- Focus on nonverbal communication. Gestures and eye contact can build a foundation for language. Encourage your child by modeling and responding to these behaviors. Exaggerate your gestures. Use both your body and your voice when communicating – for example, by extending your hand to point when you say “look” and nodding your head when you say “yes.” Use gestures that are easy for your child to imitate. Examples include clapping, opening hands, reaching out arms, etc. Respond to your child’s gestures: When she looks at or points to a toy, hand it to her or take the cue for you to play with it. Similarly, point to a toy you want before picking it up.
- Leave “space” for your child to talk. It’s natural to feel the urge to fill in language when a child doesn’t immediately respond. But it’s so important to give your child lots of opportunities to communicate, even if he isn’t talking. When you ask a question or see that your child wants something, pause for several seconds while looking at him expectantly. Watch for any sound or body movement and respond promptly. The promptness of your response helps your child feel the power of communication.
- Simplify your language. Doing so helps your child follow what you’re saying. It also makes it easier for her to imitate your speech. If your child is nonverbal, try speaking mostly in single words. (If she’s playing with a ball, you say “ball” or “roll.”) If your child is speaking single words, up the ante. Speak in short phrases, such as “roll ball” or “throw ball.” Keep following this “one-up” rule: Generally use phrases with one more word than your child is using.
- Follow your child’s interests. Rather than interrupting your child’s focus, follow along with words. Using the one-up rule, narrate what your child is doing.

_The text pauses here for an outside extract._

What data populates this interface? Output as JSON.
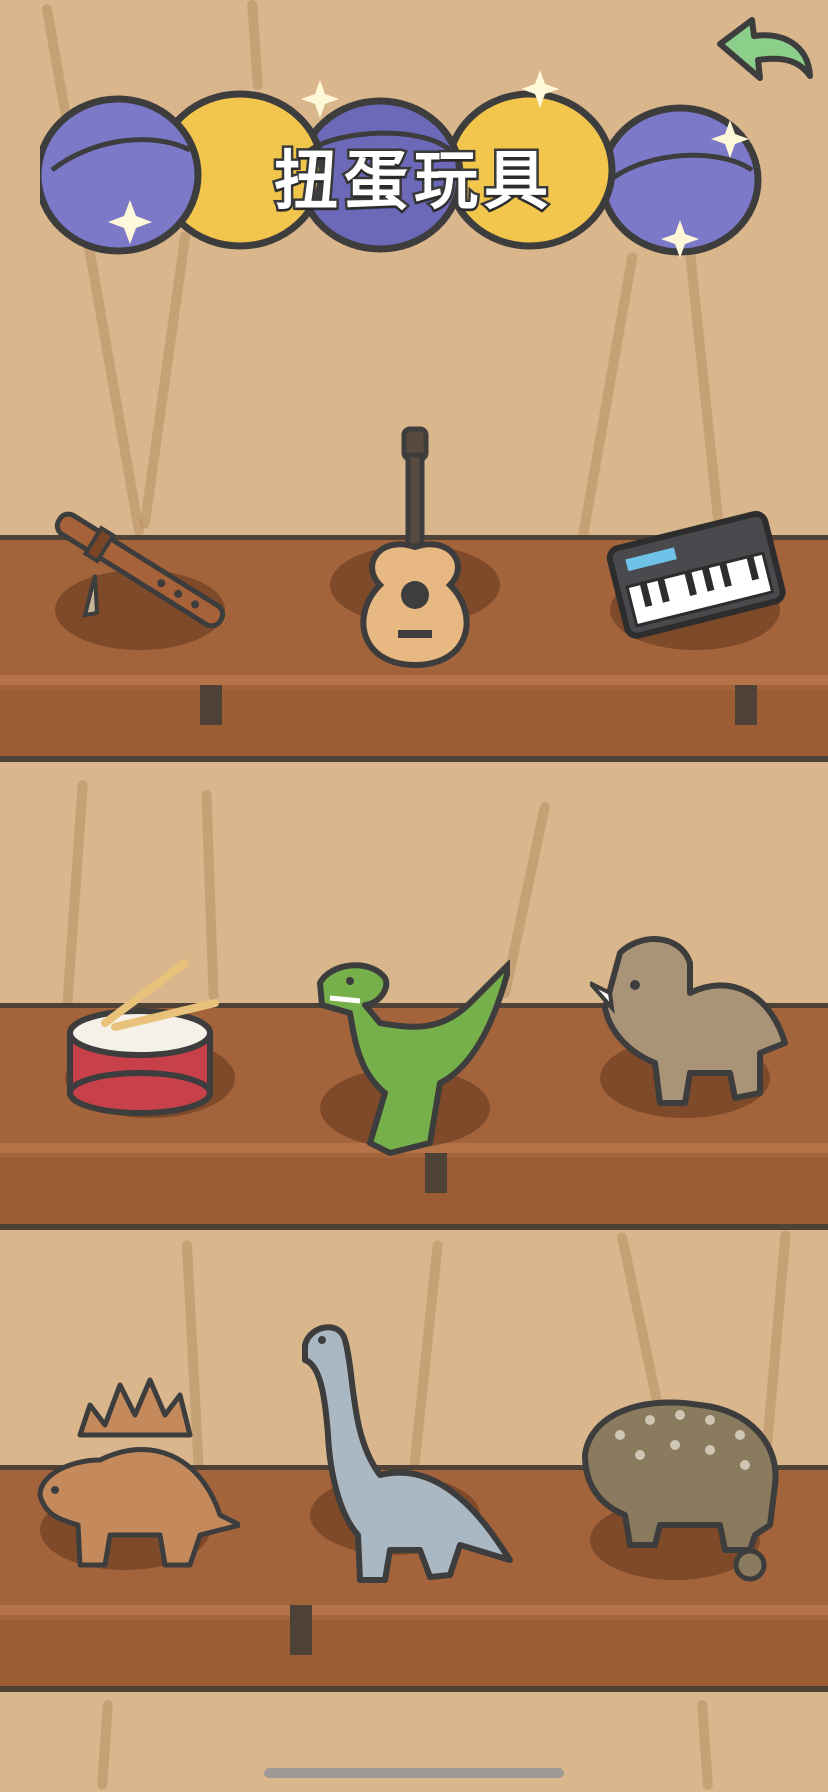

If he’s playing with a shape sorter, you might say the word “in” when he puts a shape in its slot. You might say “shape” when he holds up the shape and “dump shapes” when he dumps them out to start over. By talking about what engages your child, you’ll help him learn the associated vocabulary.
- Consider assistive devices and visual supports. Assistive technologies and visual supports can do more than take the place of speech. They can foster its development. Examples include devices and apps with pictures that your child touches to produce words. On a simpler level, visual supports can include pictures and groups of pictures that your child can use to indicate requests and thoughts. For more guidance on using visual supports, see Autism Speaks ATN/AIR-P Visual Supports Tool Kit.
Your child’s therapists are uniquely qualified to help you select and use these and other strategies for encouraging language development. Tell the therapist about your successes as well as any difficulties you’re having. By working with your child’s intervention team, you can help provide the support your child needs to find his or her unique “voice.”
Autism Speaks continues to fund research on therapies that promote language development as well as supports and services that can improve communication and quality of life for nonverbal individuals. Explore these and other projects supported by our community of volunteers and donors by using this website’s Grant Search. You, too, can help fund autism research by making a donation here.
For more strategies that promote language and nonverbal communication through daily activities, see An Early Start for Your Child with Autism, by Sally Rogers, Geraldine Dawson, and Laurie Vismara.
Explore more: assistive technologies autism and language delay autism and language development Autism Speaks autism spectrum Geraldine Dawson Geri Dawson Lauren Elder nonverbal children with autism Science science blog visual supports The Autism Speaks blog features opinions from people throughout the autism community. Each blog represents the point of view of the author and does not necessarily reflect Autism Speaks’ beliefs or point of view.